◆ **What this task involves**: In the listing below, find each line containing "down" and report it.

[The data — start]

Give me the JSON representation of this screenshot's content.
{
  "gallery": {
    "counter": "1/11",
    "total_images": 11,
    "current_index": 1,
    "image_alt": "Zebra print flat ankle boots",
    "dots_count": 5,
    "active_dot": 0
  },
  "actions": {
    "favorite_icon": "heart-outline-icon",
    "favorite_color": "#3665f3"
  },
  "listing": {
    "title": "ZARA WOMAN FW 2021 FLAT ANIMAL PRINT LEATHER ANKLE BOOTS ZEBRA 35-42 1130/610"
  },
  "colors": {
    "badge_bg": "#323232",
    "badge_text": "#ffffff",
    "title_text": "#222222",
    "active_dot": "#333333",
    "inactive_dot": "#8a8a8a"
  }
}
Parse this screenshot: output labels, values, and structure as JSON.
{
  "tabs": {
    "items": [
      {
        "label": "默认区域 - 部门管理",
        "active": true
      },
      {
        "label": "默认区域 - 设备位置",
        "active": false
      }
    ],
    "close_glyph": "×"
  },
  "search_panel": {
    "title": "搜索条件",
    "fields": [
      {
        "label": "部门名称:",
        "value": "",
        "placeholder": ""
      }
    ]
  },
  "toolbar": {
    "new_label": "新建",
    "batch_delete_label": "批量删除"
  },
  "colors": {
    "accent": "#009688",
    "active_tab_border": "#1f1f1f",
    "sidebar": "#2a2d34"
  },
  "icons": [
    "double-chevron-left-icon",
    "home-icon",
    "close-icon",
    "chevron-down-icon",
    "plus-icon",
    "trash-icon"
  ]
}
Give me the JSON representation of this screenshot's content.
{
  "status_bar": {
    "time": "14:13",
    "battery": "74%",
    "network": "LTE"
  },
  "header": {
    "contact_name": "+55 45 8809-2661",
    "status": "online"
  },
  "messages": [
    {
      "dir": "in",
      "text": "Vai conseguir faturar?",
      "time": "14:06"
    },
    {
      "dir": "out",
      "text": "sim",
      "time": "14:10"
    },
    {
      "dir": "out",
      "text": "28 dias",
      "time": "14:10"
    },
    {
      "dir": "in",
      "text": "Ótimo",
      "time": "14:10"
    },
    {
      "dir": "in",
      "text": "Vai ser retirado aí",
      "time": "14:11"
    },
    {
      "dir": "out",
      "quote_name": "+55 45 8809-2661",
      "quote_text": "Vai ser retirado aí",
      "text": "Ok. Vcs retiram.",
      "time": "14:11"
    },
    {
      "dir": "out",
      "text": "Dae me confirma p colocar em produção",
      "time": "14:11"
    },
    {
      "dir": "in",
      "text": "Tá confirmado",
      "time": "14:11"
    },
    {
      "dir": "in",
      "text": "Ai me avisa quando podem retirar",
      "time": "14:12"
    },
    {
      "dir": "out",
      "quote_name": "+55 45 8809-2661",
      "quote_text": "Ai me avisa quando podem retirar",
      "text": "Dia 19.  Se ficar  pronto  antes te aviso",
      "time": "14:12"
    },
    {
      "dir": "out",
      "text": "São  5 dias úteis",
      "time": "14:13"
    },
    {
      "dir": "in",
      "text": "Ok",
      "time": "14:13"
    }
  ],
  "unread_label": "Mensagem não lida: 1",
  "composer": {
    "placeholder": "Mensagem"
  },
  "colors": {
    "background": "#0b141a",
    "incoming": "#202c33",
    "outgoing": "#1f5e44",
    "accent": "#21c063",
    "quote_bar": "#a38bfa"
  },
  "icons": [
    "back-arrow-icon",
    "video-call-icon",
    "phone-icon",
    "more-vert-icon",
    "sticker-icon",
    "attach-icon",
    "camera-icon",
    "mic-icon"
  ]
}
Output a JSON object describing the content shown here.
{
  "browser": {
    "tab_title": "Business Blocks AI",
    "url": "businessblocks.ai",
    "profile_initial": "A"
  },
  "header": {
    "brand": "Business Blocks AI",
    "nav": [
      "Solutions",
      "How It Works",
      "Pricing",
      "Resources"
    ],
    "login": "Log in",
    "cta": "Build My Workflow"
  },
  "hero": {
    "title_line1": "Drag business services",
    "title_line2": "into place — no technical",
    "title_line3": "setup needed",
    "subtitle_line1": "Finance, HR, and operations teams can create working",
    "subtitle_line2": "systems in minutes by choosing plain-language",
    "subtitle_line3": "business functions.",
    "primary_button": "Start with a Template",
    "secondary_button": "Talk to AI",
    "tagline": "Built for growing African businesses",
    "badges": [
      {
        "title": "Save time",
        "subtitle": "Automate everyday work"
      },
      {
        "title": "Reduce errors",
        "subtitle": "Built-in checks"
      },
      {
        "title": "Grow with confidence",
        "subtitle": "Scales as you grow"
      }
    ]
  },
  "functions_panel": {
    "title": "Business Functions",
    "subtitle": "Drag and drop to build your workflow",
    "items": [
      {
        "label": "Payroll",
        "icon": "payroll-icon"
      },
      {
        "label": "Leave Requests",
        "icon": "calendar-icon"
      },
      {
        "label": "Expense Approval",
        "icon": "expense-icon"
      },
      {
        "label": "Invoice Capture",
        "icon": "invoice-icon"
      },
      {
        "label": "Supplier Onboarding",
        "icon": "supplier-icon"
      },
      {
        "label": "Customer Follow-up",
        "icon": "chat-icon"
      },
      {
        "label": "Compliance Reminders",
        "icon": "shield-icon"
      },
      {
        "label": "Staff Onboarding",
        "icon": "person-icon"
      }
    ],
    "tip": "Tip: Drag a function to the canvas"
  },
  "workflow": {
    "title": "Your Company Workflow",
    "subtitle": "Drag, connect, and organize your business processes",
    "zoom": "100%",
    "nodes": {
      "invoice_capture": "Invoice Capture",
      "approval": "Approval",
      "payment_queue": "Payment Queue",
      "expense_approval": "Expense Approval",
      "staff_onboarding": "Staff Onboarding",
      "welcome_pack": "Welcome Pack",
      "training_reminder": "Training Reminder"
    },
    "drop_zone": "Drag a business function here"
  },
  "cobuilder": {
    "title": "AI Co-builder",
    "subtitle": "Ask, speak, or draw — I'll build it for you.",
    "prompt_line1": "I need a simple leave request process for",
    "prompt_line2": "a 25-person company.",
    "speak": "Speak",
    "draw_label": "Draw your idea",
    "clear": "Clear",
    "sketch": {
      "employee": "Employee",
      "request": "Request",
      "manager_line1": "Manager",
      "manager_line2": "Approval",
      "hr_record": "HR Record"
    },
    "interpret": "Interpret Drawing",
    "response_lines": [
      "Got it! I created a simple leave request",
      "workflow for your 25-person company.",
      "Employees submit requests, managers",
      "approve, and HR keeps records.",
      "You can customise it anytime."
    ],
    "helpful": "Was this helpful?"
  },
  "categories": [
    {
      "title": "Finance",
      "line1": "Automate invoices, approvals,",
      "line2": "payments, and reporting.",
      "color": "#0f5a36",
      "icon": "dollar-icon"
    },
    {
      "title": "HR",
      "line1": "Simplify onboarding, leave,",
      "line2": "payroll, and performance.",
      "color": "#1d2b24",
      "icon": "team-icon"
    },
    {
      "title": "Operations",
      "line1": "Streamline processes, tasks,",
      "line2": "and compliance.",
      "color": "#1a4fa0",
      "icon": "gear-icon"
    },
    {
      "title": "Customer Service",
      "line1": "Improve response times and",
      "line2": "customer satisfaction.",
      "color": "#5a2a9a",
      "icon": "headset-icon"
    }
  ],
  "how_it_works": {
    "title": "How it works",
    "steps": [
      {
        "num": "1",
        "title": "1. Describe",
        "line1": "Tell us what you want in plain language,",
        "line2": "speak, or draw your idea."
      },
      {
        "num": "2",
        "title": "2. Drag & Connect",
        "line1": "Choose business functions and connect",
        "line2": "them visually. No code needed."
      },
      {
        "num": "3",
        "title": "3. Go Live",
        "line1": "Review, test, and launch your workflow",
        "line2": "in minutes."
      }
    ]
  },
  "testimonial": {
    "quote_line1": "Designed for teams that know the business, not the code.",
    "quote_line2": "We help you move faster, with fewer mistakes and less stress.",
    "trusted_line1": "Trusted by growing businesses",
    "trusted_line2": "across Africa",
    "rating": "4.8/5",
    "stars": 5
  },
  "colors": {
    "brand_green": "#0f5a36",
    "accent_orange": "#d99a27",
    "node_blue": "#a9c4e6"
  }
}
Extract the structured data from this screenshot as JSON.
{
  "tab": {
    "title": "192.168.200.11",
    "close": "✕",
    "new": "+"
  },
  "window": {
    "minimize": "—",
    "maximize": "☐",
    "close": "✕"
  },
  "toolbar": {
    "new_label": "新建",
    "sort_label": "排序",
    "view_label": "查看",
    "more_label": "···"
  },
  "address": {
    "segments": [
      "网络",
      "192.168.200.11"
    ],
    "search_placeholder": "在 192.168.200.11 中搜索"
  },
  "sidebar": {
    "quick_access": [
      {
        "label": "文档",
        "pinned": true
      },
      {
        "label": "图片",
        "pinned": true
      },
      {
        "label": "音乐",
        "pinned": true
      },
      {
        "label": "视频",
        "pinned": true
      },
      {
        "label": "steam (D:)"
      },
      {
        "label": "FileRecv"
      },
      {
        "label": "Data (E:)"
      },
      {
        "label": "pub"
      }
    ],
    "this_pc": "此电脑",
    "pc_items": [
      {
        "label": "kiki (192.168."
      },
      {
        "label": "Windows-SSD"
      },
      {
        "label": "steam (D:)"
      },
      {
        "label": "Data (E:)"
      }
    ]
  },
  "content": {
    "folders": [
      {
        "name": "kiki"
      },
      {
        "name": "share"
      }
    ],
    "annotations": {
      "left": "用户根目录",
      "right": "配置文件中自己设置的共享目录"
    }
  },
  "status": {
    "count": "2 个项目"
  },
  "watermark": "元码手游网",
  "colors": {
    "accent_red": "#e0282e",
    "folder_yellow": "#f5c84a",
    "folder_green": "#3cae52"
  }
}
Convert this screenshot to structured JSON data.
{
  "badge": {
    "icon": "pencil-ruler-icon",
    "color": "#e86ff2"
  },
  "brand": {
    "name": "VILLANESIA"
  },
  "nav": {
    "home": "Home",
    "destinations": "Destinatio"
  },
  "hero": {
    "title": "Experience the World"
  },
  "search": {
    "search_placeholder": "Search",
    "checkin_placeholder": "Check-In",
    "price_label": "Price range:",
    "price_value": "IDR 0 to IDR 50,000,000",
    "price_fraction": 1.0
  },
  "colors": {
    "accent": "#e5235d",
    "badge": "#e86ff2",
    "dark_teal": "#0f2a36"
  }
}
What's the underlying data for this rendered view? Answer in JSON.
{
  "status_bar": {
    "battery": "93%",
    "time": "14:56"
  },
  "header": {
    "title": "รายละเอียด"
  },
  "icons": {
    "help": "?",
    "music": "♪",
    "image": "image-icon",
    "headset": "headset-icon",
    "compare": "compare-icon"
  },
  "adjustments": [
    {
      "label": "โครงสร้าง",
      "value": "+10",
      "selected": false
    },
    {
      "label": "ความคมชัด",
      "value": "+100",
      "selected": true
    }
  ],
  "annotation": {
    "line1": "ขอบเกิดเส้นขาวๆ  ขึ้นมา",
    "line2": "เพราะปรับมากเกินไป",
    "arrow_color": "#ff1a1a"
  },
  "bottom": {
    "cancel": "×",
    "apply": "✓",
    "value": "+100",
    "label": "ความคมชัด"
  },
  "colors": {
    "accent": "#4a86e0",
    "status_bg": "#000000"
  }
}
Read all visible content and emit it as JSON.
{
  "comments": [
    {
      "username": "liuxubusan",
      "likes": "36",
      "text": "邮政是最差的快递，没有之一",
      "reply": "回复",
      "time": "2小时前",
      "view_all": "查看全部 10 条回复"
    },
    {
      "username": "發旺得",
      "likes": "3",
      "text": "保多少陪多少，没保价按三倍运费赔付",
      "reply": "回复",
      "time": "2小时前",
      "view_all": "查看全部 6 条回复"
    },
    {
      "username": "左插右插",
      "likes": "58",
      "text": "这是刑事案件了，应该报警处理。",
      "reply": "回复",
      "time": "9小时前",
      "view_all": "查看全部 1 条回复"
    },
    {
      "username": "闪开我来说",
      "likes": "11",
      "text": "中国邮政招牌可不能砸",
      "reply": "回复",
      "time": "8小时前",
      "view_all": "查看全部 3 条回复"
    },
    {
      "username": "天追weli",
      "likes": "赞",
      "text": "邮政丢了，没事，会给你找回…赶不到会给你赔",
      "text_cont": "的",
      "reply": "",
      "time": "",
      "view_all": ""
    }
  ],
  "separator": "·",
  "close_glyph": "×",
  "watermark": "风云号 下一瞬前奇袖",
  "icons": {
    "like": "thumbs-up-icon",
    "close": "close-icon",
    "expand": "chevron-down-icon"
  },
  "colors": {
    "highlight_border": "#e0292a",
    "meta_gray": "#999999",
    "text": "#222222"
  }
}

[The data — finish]

◆ **Expected output**:
    "chevron-down-icon",
    "expand": "chevron-down-icon"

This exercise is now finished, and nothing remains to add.